▶ Work instructions: Show every line in the entries below where the word "structured" appears.

(Information shown)

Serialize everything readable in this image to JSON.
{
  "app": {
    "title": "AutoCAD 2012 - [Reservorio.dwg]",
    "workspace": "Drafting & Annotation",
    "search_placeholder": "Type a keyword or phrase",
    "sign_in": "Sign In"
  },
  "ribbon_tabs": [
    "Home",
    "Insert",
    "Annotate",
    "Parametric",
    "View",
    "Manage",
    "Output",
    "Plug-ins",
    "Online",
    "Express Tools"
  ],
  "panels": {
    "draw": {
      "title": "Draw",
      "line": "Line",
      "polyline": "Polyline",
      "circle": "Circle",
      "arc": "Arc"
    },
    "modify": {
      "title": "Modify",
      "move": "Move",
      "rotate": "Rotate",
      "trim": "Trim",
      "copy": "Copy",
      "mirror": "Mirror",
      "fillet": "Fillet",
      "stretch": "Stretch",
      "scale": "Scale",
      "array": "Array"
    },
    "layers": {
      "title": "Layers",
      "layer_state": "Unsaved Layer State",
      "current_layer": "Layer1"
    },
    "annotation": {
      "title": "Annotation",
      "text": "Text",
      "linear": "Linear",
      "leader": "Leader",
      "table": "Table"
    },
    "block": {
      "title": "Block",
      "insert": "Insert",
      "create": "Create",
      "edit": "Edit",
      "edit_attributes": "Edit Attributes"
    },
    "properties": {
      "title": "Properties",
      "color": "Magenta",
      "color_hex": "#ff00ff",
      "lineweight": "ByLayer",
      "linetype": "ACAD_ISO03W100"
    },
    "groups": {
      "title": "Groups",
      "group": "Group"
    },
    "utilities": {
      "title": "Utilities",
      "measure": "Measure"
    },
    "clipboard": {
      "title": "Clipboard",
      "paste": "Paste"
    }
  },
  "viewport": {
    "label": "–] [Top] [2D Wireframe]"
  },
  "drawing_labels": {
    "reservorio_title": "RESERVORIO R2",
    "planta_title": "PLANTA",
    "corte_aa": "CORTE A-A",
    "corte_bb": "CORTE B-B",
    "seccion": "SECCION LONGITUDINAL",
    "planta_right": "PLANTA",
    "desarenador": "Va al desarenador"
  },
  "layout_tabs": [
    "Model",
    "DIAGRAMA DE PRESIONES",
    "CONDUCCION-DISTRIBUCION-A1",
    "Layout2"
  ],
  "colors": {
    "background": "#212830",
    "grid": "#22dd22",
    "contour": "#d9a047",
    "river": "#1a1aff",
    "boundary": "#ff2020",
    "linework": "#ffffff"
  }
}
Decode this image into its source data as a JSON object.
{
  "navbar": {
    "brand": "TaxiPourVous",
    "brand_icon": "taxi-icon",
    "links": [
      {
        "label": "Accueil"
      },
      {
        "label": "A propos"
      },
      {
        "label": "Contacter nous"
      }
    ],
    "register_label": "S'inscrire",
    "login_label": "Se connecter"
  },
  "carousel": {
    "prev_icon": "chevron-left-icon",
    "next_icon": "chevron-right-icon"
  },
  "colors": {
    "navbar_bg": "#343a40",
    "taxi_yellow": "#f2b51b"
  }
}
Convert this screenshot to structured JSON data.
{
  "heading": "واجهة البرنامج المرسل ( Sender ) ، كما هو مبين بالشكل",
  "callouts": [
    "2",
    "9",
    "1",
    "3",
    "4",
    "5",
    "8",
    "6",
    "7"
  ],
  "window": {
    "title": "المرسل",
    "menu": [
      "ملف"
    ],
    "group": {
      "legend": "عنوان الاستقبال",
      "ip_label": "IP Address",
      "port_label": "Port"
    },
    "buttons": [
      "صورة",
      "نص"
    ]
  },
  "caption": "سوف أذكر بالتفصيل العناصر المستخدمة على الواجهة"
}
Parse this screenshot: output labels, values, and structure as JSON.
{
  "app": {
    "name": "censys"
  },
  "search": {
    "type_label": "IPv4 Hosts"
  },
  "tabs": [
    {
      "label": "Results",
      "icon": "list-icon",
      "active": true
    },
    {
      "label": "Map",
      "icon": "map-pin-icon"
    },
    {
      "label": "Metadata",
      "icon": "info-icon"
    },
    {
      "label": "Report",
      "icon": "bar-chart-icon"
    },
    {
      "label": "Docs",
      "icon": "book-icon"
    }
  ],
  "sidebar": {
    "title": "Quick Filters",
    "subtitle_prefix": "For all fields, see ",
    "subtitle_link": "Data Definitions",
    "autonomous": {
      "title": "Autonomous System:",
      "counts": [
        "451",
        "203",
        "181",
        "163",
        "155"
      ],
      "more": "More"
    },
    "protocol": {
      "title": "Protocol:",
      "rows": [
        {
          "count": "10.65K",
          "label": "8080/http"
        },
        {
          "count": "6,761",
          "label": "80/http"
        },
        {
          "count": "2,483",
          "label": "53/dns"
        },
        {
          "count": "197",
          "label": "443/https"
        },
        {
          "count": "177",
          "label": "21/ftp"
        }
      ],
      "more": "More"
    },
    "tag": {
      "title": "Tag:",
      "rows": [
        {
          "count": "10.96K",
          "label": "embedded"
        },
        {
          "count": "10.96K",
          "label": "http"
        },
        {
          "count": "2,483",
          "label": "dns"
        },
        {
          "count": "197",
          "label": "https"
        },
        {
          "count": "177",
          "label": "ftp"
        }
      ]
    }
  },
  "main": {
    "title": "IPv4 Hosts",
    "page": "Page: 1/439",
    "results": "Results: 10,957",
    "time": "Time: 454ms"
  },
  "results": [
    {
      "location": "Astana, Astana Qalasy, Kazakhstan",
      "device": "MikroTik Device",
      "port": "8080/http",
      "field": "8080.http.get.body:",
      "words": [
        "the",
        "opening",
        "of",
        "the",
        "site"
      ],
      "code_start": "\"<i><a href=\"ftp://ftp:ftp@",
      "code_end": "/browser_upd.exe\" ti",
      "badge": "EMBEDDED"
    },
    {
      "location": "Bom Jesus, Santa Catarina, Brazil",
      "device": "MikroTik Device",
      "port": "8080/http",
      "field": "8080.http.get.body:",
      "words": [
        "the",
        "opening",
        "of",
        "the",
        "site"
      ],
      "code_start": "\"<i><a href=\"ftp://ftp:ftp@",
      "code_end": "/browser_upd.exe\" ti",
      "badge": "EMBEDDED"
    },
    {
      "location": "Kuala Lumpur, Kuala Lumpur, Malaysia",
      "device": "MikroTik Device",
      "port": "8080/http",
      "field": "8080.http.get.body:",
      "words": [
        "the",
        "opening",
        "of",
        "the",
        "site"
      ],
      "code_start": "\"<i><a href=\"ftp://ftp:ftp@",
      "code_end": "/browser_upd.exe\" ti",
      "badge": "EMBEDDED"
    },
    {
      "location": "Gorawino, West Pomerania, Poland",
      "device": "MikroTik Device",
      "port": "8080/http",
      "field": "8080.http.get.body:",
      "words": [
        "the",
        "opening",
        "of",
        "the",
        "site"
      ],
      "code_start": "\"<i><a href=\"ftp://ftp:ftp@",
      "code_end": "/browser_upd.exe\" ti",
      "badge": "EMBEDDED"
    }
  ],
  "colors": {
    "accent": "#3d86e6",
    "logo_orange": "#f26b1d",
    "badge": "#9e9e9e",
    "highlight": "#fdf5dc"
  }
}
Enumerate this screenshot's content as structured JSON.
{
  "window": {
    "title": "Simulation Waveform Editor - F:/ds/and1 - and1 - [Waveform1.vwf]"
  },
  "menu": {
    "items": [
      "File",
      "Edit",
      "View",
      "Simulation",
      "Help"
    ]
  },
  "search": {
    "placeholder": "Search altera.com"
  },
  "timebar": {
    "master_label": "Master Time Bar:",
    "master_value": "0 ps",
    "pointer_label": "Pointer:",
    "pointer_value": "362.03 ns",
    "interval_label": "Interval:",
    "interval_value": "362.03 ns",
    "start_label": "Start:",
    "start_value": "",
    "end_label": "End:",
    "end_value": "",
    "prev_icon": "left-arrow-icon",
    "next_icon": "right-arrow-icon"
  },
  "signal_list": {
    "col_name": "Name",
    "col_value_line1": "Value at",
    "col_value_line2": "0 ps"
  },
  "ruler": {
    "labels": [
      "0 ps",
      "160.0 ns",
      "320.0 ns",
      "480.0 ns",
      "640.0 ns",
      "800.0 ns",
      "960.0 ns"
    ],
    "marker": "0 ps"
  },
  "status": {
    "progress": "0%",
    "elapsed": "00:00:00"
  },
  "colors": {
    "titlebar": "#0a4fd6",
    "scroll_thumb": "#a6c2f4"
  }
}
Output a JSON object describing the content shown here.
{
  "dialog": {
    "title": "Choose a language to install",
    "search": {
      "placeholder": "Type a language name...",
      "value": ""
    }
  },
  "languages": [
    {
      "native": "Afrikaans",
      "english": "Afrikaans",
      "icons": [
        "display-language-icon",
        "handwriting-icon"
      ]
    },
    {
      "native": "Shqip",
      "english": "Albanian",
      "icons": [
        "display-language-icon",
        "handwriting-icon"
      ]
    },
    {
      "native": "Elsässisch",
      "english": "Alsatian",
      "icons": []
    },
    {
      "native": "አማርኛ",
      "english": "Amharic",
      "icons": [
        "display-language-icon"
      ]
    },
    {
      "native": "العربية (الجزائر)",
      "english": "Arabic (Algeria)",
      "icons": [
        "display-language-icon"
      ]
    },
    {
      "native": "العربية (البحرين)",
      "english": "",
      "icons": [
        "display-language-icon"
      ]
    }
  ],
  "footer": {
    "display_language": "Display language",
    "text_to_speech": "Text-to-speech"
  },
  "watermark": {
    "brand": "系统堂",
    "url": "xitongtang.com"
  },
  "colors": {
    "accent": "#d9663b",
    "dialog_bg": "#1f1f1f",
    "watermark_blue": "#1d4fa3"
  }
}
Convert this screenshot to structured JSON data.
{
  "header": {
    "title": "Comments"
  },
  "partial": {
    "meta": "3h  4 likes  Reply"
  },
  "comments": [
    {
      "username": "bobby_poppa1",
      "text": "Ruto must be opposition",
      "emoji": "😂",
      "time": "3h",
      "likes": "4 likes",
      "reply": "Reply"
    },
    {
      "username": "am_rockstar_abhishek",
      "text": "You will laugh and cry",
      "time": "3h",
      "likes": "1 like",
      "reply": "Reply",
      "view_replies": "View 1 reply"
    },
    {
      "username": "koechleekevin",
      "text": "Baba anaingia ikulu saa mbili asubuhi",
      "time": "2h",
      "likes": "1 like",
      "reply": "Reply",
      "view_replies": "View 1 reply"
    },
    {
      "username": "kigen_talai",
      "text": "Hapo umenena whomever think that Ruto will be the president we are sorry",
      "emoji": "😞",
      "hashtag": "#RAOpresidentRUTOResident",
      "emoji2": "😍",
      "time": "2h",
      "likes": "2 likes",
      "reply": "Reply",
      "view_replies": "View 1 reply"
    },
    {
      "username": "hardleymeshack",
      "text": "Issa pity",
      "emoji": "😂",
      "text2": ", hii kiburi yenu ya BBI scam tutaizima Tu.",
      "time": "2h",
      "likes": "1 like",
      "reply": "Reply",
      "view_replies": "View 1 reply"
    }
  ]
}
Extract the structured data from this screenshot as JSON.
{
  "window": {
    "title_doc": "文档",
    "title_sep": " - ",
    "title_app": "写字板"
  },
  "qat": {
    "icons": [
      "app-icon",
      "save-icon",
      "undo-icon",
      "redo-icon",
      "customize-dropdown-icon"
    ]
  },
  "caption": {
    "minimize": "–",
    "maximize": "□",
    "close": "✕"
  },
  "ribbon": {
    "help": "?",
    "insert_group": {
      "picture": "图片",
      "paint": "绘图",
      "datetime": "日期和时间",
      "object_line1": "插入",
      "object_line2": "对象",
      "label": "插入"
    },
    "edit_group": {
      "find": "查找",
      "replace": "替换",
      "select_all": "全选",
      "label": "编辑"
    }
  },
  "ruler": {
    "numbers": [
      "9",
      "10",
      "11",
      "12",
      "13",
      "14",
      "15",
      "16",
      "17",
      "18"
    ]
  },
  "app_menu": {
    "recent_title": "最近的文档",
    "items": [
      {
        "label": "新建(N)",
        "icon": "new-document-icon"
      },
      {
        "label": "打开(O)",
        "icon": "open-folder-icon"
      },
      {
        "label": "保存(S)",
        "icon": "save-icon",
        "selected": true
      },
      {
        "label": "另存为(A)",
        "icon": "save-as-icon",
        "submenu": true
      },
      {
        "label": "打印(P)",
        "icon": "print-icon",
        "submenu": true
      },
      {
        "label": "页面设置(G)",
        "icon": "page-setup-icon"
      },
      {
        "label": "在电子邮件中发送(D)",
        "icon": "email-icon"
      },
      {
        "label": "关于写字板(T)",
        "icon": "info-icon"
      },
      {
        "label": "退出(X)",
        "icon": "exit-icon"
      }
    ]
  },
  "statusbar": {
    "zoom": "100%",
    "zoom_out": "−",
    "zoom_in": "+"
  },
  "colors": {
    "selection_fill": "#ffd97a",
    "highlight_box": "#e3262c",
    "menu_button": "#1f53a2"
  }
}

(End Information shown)

▶ Response to this exercise:
Convert this screenshot to structured JSON data.
Enumerate this screenshot's content as structured JSON.
Convert this screenshot to structured JSON data.
Extract the structured data from this screenshot as JSON.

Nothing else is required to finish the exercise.